Web page and app entries.
============================================================
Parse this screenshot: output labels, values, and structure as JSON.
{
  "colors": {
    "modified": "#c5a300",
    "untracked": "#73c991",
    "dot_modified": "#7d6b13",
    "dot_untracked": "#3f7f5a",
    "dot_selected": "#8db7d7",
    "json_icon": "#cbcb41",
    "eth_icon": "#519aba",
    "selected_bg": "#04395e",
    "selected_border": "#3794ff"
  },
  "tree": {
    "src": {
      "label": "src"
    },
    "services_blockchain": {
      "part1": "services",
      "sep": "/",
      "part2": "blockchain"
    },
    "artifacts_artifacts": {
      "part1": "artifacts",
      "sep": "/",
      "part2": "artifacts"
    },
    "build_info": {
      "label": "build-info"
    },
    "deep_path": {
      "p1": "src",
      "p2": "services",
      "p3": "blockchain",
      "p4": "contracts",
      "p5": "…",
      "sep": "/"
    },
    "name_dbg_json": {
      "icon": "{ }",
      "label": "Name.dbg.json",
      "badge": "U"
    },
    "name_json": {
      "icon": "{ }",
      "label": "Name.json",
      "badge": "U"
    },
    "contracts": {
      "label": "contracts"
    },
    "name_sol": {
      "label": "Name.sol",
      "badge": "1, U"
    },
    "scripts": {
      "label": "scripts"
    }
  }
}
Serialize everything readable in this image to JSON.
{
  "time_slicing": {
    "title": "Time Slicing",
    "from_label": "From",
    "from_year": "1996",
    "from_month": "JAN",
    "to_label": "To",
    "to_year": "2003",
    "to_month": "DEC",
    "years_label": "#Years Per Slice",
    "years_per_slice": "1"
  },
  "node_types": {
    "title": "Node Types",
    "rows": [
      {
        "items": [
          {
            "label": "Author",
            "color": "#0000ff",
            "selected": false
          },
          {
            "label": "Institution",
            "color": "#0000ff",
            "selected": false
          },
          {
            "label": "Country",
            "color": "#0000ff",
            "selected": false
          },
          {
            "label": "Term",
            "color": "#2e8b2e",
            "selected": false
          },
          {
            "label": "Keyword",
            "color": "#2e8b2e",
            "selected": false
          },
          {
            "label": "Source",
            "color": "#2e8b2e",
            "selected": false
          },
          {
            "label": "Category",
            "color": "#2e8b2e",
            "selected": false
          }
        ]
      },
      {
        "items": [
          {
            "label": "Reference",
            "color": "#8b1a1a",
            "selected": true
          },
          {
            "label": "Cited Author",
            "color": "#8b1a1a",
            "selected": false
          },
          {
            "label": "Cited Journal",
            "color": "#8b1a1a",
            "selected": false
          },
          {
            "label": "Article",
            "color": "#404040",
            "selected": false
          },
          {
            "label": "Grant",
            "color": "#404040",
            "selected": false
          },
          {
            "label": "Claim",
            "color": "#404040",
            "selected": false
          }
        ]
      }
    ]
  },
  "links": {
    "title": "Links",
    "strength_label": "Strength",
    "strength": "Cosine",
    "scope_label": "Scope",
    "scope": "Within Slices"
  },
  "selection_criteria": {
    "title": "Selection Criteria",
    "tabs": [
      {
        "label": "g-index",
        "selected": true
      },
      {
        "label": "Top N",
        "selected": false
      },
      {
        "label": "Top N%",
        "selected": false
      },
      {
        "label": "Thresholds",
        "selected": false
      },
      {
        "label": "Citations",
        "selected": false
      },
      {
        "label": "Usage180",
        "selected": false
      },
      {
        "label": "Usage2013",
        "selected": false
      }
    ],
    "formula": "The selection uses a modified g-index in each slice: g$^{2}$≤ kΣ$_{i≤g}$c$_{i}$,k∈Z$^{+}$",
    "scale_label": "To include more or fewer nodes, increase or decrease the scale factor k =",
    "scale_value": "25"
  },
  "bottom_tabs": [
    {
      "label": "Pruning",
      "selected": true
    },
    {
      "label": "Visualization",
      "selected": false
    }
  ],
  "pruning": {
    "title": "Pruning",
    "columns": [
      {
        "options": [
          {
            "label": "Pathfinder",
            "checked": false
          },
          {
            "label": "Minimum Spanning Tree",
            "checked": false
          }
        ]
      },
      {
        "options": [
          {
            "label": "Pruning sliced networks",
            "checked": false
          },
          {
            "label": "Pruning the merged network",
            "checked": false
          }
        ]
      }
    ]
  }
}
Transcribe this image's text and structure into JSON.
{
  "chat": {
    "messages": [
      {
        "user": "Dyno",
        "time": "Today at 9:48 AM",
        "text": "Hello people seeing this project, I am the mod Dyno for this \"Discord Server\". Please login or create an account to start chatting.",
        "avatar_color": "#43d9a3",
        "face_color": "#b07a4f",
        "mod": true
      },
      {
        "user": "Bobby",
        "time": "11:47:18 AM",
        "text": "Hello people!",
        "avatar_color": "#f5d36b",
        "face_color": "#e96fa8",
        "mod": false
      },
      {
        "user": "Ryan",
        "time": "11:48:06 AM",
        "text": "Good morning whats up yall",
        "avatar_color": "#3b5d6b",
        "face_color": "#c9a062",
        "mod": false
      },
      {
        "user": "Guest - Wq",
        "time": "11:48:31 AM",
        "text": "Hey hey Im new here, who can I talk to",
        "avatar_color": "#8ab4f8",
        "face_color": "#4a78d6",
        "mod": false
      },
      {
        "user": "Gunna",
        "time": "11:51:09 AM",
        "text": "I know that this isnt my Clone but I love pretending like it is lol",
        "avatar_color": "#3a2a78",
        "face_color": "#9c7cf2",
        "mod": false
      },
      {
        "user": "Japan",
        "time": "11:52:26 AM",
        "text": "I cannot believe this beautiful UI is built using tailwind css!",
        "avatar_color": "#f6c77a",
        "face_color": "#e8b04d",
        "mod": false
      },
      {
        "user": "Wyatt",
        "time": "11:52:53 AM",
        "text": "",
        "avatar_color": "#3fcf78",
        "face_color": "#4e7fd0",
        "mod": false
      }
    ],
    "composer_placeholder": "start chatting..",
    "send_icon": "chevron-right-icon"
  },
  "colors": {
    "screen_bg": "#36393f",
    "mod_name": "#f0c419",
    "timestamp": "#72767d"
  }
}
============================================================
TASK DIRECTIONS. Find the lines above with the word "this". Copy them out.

PROBLEM SOLUTION.
Parse this screenshot: output labels, values, and structure as JSON.
Serialize everything readable in this image to JSON.
Transcribe this image's text and structure into JSON.
        "text": "Hello people seeing this project, I am the mod Dyno for this \"Discord Server\". Please login or create an account to start chatting.",
        "text": "I know that this isnt my Clone but I love pretending like it is lol",
        "text": "I cannot believe this beautiful UI is built using tailwind css!",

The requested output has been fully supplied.